Task: The answer must be every line of the records below that contains the word "name".

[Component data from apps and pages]
☆ ☆ ☆ ☆

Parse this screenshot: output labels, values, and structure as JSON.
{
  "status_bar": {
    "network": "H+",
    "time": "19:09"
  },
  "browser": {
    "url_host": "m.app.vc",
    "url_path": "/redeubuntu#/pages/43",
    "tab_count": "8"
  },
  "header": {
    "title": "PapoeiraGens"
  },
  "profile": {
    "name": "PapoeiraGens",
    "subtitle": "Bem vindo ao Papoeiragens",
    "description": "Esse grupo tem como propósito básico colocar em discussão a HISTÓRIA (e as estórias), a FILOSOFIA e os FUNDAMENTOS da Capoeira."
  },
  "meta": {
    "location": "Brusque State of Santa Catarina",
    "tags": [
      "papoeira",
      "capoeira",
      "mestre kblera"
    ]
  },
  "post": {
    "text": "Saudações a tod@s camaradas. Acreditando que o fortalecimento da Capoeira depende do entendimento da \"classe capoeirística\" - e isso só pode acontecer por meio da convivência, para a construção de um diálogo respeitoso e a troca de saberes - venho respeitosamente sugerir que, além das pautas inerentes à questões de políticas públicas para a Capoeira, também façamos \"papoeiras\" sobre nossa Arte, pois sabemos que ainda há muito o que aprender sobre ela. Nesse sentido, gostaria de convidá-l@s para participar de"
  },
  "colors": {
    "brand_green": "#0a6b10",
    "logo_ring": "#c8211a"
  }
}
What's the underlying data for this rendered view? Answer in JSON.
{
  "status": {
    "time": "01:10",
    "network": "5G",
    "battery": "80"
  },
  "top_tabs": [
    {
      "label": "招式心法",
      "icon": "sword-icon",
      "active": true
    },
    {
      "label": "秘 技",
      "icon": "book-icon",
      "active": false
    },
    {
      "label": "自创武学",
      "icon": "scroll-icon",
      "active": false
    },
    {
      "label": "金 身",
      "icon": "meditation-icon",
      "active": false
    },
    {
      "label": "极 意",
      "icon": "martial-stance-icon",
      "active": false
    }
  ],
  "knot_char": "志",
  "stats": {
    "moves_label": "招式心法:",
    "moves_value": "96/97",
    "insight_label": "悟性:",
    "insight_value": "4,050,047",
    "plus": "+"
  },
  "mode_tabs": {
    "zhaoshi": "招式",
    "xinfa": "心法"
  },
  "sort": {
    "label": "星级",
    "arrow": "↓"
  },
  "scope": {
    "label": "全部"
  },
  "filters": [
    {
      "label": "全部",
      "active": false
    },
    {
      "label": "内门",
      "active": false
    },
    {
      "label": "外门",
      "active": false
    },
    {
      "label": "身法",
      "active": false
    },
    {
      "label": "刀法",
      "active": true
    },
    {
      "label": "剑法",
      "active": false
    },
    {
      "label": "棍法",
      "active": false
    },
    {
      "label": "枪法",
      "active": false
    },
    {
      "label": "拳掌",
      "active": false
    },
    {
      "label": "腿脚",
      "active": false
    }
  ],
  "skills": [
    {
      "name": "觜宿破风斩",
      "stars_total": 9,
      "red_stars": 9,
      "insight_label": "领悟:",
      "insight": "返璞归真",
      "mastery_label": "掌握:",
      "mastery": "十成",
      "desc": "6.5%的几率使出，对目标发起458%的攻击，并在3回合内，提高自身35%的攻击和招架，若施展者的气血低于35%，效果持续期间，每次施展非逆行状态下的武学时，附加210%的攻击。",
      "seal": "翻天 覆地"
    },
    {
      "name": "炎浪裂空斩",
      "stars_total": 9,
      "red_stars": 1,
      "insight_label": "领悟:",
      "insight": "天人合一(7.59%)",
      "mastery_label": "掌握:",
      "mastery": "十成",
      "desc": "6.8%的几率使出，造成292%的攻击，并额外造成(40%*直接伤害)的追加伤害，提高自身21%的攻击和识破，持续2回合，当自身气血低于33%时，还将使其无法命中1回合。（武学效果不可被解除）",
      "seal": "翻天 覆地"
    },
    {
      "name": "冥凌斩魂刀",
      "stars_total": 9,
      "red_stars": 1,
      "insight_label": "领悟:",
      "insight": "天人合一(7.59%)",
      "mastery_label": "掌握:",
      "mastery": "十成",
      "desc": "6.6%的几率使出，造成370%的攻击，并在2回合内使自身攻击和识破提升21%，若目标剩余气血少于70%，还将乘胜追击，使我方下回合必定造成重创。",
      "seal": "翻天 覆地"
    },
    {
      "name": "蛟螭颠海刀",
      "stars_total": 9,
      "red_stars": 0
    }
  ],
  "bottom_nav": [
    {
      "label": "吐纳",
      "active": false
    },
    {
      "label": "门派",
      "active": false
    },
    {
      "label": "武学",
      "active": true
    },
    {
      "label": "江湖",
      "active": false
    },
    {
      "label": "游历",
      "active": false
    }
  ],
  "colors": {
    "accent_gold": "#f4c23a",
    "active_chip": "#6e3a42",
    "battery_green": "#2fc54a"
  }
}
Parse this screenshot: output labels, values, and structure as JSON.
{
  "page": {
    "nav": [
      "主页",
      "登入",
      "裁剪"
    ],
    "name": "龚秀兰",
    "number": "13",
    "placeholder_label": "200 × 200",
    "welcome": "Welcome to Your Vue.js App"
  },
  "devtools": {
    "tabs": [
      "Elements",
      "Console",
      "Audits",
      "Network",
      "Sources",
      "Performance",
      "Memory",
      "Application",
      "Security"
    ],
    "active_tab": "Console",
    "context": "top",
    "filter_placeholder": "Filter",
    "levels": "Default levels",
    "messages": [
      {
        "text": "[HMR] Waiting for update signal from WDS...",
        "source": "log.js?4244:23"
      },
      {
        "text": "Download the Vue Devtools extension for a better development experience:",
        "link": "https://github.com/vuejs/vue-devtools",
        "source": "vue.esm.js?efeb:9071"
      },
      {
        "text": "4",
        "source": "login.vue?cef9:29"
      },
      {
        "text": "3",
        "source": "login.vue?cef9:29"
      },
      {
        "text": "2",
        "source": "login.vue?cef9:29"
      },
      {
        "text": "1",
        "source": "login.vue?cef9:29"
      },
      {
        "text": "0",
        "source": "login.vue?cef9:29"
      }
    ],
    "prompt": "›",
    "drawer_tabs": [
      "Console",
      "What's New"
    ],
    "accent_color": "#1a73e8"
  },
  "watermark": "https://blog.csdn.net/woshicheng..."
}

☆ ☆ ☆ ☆

Written response:
    "name": "PapoeiraGens",
      "name": "觜宿破风斩",
      "name": "炎浪裂空斩",
      "name": "冥凌斩魂刀",
      "name": "蛟螭颠海刀",
    "name": "龚秀兰",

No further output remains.